A tie-in manga by Yoshimi Hamada was serialized in Comic Bom Bom in 1990.[18] A sequel manga that took place after the end of the television series was released in 1994. The manga was made by Tatsuya Souma.[19]

Other appearancesEdit

  • In the 4th episode of the Tatsunoko magical girl parody anime Nurse Witch Komugi-chan R, Komugi Nakahara is at a ninja-themed festival taking a picture of her family behind a standee of the Nyankee. Komugi shouts "Himitsu Ninja Tai" and her family responds "Nyankee".

See alsoEdit

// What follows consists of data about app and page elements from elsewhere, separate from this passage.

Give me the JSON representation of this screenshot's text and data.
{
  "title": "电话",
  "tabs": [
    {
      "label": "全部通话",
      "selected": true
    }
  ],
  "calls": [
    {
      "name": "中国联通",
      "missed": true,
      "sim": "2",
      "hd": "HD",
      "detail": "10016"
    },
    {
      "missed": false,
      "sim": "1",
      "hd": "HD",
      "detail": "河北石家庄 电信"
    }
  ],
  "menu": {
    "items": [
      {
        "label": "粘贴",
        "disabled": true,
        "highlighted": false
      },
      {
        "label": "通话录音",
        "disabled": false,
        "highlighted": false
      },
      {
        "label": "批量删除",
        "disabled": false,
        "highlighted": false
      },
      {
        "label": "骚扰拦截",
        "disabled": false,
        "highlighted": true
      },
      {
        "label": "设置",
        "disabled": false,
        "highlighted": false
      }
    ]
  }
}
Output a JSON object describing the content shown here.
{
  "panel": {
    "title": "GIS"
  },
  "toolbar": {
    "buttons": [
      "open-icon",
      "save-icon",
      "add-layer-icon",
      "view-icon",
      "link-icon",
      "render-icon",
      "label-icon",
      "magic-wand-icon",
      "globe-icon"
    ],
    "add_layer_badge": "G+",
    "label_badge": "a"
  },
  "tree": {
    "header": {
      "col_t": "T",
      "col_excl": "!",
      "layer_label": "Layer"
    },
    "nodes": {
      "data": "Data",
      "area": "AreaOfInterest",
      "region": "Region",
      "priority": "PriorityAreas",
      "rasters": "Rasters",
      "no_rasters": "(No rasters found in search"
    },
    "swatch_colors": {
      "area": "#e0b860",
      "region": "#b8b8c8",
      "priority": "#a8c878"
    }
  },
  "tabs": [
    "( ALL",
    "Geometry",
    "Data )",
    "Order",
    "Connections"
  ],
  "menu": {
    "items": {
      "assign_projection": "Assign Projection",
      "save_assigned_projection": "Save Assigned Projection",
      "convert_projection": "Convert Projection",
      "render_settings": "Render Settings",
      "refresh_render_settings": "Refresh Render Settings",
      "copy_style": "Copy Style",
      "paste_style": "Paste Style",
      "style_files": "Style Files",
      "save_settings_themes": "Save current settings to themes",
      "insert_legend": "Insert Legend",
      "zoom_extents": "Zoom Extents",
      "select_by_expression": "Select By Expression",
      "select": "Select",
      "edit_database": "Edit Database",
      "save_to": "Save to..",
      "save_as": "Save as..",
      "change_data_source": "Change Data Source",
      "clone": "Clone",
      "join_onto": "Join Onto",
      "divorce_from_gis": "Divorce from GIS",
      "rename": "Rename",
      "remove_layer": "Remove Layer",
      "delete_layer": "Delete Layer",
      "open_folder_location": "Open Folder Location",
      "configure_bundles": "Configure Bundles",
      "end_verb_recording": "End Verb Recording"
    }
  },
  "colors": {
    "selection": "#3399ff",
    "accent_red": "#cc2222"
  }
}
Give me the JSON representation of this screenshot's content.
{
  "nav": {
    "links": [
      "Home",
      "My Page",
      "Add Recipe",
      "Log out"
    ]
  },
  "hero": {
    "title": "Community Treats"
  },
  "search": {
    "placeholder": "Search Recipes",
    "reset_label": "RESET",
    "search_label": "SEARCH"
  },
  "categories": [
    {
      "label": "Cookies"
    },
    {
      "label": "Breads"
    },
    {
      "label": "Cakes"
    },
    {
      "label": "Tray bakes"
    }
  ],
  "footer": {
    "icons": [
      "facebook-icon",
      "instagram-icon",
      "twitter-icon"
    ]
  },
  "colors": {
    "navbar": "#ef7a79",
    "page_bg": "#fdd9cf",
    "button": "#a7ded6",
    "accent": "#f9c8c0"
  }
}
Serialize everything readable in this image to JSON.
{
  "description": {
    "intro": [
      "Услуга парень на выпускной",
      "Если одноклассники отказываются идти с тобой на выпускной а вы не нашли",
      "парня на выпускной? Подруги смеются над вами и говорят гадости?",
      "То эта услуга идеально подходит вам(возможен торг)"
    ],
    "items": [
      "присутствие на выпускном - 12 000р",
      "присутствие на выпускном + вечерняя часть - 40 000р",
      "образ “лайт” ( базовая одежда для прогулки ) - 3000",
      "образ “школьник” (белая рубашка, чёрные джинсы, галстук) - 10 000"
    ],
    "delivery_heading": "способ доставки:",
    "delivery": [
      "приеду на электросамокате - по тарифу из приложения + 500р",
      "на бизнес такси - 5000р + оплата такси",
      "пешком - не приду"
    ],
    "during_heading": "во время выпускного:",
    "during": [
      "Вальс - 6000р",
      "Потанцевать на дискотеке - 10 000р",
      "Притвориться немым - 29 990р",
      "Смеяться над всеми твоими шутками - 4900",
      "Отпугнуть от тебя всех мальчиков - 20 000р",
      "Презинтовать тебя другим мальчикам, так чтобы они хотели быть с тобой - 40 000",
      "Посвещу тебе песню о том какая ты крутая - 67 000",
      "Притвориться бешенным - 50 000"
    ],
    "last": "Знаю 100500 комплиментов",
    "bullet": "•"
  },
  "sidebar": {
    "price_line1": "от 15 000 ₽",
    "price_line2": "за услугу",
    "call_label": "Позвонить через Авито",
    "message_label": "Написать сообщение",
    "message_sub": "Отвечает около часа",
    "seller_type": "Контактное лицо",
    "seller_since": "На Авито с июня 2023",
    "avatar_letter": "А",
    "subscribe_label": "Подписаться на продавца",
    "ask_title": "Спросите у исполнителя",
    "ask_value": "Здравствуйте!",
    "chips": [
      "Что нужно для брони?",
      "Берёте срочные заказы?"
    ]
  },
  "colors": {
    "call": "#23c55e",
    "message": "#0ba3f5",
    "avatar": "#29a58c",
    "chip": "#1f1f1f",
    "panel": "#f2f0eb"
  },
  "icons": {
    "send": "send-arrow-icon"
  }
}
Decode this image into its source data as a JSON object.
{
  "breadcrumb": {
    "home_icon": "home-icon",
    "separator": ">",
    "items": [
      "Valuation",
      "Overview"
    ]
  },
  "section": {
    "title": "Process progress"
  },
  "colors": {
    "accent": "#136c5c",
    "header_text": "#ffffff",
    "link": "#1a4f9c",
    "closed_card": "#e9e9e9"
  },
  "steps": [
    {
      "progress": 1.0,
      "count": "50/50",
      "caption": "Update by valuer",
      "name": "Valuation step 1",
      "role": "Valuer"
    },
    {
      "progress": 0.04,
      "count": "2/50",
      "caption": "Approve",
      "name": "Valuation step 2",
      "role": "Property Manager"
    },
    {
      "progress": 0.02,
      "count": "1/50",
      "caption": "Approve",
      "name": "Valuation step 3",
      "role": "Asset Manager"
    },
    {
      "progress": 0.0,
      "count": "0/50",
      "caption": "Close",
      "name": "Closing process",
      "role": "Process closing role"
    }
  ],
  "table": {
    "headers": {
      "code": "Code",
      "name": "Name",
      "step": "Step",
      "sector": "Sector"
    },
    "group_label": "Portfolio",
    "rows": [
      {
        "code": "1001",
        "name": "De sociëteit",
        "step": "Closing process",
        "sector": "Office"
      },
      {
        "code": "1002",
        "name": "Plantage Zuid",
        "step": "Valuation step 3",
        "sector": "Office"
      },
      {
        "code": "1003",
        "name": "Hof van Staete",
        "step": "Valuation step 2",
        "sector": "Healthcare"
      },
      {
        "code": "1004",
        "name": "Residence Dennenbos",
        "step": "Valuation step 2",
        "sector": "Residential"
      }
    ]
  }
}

  1. ^ キャッ党 忍伝 てやんでえ. Tatsunoko Productions (in Japanese). Tatsunoko Productions. Archived from the original on 2009-07-03. Retrieved 2009-08-16.
  2. ^ a b Clements, Jonathan; McCarthy, Helen (2006). The Anime Encyclopedia. California: Stone Bridge Press. ISBN 1-933330-10-4.
  3. ^ Cats Legend Teyandee Archived 2012-03-20 at the Wayback Machine (dead)
  4. ^ Chipman, Bob. "Found in Translation". Escapist Magazine. The Big Picture. Retrieved 20 March 2012.
  5. ^ "Kyatto Ninden Teyandee (NES)". 1991-07-19. Retrieved 2013-12-20.
  6. ^ "Samurai Pizza Cats NES game translation patch". Retrieved 2013-12-20.
  7. ^ "Tatsunoko vs. Capcom Producer Niitsuma Discusses Characters". Anime News Network. Retrieved 1 April 2012.
  8. ^ "The Lost Characters of Tatsunoko Vs. Capcom". Kotaku. 22 January 2010. Retrieved 1 April 2012.
  9. ^ "Kyatto Ninden Teyandee: The Cats' First Performance". VGMdb. Retrieved 2015-01-02.
  10. ^ "Kyatto Ninden Teyandee: The Cats' Final Performance Day". VGMdb. Retrieved 2015-01-01.
  11. ^ "キャッ党忍伝てやんでえ". StarChild. Retrieved 2012-07-31.
  12. ^ "Japanese Animation DVD Ranking, August 6–12". Retrieved 13 February 2017.
  13. ^ "Discotek Licenses Samurai Pizza Cats/Cats Toninden Teyande". Anime News Network. 2012-03-12. Retrieved 2012-03-15.
  14. ^ "Samurai Pizza Cats - Discotek Media Announces DVD Plans for the Classic '91 Series!". 2012-03-12. Archived from the original on 2012-03-15. Retrieved 2012-03-15.
  15. ^ "Archive for the 'Discotek News' Category". Discotek Media. Archived from the original on 2017-07-30. Retrieved 2013-01-06.
  16. ^ "Crunchyroll Adds "Kyatto Ninden Teyandee," the Original Basis for "Samurai Pizza Cats"". Retrieved 13 February 2017.
  17. ^ "Samurai Pizza Cats". 16 May 2016. Retrieved 13 February 2017.
  18. ^ はまだ, よしみ. キャッ党忍伝てやんでえ. ASIN 4061766015.
  19. ^ "SPC/KNT Manga | The Kyatto Ninden Teyandee manga. One of the... | Flickr". 15 November 2006.

External linksEdit